"Art became more of an activity and less of a product.” ... #BruceNauman staged the first performance of “Wall-Floor Positions” in 1965 while attending the University of California, Davis. Crouching, leaning, lying prone, arms splayed and legs extended, he directly engaged with the architecture of the room as he cycled through a sequence of basic movements, highlighting the intimate link between the self and the space it inhabits. ... See rare live performances of this work every hour on the hour at @MoMAPS1 every Friday and Saturday, 1:00–5:00 p.m. and at @themuseumofmodernart every Thursday and Sunday, 12:00–4:00 p.m. More info: mo.ma/wallfloor
New year, new art. The #VWSundaySessions live performance series continues in 2019 with more performance, music, dance, conversation, and film: moma.org/sundaysessions. ... Highlights include the inaugural Black Women’s Film Conference with New Negress Film Society (@newnegressfilmsociety), a Vaquera (@vaquera.nyc) fan fiction rendition of Wicked, a live tattoo performance with Doreen Garner (@tita_luchini), and the acclaimed #ComeTogetherFest music festival and label market with @other_music and more than 75 record labels—now a weekend-long event. ... VW Sunday Sessions and the VW Dome at MoMA PS1 are made possible by a partnership with Volkswagen of America, who have supported the program since its inception. Major support is provided by the Anna-Maria and Stephen Kellen Foundation. Dance programming as part of VW Sunday Sessions at MoMA PS1 is supported in part by the Mertz Gilmore Foundation. #VWGroupCulture@volkswagengroup_culture

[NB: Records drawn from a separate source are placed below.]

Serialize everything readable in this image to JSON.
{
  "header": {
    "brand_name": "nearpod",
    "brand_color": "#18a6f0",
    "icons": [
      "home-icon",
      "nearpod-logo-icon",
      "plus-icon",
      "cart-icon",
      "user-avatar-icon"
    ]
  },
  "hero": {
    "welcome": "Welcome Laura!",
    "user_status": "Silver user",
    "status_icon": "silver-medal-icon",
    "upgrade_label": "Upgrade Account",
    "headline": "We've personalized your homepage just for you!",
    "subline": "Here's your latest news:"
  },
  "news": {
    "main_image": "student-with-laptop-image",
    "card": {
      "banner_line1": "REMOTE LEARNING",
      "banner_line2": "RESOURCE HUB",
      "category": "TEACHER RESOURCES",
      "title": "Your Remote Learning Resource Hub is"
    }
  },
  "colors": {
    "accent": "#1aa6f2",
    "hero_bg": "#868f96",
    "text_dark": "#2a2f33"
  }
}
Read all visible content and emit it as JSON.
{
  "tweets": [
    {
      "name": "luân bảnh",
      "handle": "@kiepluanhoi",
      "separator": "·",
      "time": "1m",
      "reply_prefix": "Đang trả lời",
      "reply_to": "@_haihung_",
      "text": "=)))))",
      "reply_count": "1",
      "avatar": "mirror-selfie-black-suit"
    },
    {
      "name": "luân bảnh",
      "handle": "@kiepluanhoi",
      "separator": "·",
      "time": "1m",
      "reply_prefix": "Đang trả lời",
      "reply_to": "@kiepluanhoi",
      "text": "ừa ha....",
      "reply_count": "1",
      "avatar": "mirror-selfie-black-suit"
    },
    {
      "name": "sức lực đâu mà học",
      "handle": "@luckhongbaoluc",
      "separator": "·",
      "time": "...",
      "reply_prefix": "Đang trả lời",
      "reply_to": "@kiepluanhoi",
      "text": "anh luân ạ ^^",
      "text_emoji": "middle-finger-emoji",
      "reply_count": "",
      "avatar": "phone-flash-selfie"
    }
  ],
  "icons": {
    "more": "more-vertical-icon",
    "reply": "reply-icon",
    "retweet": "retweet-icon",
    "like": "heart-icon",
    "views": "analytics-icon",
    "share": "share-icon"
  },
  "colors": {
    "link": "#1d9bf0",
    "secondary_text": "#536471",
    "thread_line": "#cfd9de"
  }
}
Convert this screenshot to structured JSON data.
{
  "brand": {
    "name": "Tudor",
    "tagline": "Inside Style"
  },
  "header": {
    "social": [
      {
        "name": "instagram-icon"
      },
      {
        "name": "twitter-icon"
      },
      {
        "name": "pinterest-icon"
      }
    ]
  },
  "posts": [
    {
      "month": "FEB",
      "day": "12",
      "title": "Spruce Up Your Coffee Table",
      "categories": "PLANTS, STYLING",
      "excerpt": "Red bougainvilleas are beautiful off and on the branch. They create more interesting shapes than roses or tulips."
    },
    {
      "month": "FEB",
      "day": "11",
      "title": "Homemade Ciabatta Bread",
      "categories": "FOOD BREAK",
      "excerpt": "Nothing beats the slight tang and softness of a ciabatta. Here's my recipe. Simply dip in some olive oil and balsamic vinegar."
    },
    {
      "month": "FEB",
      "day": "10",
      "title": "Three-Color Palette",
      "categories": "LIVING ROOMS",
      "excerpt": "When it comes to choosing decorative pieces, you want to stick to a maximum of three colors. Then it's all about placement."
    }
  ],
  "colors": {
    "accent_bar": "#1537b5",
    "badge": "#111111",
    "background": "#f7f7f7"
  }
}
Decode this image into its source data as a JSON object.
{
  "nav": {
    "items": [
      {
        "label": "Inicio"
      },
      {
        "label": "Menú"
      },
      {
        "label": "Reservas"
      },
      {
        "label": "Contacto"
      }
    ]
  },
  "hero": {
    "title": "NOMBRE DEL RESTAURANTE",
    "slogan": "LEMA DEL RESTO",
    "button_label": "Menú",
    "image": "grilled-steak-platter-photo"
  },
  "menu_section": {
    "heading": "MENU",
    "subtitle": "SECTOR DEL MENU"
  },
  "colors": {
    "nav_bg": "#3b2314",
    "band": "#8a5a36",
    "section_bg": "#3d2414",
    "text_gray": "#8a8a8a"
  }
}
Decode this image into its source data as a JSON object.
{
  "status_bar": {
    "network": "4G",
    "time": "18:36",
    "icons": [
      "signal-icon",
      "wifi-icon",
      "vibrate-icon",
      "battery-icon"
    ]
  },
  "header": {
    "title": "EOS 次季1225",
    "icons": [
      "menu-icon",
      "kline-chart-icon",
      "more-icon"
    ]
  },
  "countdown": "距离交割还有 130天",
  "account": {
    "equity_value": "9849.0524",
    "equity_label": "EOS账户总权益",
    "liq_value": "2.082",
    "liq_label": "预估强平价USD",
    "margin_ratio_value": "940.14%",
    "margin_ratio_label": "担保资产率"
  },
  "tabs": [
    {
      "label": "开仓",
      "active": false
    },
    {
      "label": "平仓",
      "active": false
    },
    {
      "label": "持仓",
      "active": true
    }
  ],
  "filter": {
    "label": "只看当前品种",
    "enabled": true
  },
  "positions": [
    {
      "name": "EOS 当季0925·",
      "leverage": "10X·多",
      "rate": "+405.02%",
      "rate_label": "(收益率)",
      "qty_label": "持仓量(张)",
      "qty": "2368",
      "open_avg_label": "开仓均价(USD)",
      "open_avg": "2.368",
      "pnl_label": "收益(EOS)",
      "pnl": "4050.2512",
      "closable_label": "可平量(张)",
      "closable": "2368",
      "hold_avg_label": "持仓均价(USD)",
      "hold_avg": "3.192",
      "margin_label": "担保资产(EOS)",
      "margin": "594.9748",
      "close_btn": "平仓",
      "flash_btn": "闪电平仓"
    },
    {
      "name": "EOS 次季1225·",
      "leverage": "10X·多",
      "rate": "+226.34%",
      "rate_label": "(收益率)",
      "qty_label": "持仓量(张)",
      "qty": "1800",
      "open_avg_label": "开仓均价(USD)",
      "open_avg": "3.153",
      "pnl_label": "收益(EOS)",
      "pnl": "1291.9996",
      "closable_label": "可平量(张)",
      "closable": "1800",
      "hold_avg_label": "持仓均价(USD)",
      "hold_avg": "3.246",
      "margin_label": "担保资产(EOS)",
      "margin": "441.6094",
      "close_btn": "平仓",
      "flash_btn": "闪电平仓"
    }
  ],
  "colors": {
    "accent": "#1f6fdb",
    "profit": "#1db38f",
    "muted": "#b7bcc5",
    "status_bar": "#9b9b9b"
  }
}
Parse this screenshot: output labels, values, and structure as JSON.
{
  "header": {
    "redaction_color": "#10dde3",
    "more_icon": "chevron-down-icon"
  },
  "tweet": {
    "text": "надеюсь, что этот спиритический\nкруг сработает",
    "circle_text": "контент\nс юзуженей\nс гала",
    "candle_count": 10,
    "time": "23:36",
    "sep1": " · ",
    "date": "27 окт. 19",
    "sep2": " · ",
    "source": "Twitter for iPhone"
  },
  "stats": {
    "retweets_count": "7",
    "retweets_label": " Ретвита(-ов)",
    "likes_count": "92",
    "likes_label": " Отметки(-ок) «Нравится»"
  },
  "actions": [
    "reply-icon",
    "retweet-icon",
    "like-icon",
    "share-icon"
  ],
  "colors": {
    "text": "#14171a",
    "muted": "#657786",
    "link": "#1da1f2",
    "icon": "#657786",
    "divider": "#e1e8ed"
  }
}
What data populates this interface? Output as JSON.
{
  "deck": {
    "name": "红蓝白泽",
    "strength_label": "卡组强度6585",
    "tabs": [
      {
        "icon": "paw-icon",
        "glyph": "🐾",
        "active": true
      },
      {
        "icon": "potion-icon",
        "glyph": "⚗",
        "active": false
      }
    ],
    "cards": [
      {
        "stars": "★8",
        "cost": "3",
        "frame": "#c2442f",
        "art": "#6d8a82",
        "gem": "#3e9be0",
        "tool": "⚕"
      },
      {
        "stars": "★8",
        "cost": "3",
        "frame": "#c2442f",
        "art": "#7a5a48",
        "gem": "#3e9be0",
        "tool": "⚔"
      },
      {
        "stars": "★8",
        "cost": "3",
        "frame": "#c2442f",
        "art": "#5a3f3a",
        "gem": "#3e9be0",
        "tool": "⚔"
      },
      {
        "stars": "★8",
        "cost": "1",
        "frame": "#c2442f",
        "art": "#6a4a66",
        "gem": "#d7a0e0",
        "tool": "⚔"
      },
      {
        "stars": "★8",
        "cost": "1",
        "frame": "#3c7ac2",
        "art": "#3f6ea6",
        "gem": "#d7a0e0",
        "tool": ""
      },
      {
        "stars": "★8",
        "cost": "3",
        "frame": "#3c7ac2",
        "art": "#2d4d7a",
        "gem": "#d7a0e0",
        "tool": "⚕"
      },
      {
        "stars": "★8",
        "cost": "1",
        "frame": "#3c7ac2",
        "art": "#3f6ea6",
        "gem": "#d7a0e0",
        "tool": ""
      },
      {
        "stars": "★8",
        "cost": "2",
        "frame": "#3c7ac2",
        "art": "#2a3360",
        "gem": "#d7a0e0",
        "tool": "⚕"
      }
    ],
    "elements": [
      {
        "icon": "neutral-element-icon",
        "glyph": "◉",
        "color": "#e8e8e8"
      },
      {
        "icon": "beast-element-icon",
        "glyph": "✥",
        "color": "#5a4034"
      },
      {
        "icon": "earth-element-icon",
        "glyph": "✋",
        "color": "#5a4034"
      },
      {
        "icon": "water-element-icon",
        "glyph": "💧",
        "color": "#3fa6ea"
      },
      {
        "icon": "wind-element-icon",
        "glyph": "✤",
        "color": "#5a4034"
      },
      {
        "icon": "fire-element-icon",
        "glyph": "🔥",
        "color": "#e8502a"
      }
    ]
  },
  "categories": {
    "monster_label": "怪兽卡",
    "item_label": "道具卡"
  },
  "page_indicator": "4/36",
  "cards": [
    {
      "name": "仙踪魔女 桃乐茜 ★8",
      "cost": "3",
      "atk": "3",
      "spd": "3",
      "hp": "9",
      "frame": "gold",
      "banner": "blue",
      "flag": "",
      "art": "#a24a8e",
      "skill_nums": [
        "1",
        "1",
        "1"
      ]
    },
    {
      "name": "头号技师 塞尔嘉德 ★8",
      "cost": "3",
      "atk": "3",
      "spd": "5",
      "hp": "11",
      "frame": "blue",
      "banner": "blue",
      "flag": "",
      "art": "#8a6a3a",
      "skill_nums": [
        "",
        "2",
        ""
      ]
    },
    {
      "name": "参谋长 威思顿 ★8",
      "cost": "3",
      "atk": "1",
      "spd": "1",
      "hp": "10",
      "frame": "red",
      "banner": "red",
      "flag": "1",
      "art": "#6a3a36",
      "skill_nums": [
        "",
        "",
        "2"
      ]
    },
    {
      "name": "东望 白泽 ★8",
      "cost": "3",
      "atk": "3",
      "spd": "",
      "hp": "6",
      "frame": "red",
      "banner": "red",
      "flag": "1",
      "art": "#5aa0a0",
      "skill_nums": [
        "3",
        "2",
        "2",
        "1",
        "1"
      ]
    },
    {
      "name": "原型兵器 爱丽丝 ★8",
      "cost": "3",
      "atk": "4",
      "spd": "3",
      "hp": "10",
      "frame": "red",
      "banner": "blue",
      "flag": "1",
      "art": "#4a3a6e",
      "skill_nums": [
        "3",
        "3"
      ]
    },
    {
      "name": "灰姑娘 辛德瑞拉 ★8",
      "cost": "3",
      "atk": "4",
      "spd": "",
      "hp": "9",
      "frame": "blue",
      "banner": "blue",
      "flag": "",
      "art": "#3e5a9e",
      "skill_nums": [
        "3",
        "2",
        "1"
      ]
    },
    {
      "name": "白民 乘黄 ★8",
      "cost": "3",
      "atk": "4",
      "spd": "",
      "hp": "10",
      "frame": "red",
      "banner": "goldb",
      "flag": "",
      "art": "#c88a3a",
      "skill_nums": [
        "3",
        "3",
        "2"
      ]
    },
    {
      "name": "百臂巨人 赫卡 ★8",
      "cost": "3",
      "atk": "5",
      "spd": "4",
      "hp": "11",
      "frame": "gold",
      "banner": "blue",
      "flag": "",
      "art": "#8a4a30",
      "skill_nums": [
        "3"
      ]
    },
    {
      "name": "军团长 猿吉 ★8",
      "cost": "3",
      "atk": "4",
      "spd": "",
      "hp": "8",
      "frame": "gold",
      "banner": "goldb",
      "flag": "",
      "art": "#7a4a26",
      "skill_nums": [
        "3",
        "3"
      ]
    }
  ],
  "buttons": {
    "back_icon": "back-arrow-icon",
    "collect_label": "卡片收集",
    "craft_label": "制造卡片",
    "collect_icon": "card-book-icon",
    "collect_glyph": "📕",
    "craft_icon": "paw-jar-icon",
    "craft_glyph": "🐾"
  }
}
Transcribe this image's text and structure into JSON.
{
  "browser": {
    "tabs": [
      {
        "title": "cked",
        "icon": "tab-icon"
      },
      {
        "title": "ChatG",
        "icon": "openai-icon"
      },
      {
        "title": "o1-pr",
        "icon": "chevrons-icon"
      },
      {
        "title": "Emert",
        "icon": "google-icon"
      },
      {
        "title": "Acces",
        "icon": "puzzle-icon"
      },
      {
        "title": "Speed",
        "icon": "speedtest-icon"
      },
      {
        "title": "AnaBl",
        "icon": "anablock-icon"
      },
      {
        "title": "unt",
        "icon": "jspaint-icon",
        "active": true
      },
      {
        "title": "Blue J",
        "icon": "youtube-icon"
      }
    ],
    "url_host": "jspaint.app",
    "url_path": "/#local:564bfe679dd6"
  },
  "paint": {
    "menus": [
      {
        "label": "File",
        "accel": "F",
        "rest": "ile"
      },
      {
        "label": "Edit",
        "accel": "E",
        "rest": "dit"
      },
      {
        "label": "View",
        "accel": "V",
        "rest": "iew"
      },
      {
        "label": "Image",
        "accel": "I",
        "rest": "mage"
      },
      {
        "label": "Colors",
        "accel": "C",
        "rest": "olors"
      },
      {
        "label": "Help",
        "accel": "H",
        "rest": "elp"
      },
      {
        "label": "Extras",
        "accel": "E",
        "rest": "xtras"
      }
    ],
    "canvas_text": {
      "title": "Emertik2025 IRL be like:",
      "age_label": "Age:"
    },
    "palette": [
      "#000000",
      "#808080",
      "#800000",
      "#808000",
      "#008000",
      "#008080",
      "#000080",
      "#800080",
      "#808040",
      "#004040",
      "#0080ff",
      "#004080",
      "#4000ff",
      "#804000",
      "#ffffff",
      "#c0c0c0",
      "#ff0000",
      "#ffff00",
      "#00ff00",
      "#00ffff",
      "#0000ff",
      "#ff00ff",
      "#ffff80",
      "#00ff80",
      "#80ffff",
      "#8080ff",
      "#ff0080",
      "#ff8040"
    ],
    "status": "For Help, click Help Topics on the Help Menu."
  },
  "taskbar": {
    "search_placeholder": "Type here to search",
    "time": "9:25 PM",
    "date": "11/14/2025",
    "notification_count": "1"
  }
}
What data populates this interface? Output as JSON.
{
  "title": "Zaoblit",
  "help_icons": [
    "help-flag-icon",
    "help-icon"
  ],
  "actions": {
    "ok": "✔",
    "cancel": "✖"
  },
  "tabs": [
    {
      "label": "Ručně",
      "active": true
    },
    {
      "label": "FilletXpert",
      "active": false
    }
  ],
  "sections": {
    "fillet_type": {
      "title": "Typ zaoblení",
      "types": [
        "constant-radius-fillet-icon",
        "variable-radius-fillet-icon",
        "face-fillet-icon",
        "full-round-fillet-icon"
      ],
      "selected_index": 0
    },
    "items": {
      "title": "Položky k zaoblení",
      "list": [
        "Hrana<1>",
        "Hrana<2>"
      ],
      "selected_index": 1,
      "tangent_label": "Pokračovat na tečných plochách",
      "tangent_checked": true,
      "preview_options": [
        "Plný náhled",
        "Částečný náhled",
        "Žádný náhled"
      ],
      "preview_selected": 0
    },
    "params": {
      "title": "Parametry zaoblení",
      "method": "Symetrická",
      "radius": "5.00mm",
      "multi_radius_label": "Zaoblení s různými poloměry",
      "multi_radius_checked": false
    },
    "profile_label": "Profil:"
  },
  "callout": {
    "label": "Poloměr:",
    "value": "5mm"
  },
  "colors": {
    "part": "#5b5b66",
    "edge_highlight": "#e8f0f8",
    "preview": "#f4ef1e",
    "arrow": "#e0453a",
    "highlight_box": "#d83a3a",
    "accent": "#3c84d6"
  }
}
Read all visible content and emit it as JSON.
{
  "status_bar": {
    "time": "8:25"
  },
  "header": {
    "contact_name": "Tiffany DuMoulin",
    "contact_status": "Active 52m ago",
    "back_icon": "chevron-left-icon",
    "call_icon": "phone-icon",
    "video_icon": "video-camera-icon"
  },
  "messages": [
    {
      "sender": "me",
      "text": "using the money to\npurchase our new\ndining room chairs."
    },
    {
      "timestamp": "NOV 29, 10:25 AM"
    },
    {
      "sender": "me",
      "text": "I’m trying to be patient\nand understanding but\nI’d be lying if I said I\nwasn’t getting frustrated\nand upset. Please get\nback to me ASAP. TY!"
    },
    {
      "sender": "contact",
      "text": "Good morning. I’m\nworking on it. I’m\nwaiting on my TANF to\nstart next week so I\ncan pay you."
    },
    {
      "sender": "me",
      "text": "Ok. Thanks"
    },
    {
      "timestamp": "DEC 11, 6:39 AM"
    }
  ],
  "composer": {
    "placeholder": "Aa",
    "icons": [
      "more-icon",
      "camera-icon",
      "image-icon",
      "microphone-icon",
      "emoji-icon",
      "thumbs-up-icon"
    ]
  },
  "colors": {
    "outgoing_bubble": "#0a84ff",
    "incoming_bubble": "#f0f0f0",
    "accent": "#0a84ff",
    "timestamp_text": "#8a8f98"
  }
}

Bbbbbbbbbbrrrrrrrrrruuuuuuuuuucccccccccceeeeeeeeee ... Abstractions of the self occupied Nauman throughout the mid-1960s, when he often used his own body or signature as “a place to start.” “My Name as Though It Were Written on the Surface of the Moon,” (1968) repeats each letter of his name 10 times, stretching it nearly to the point of illegibility. On view at MoMA PS1, Thursday through Monday, noon to 6 p.m. mo.ma/brucenauman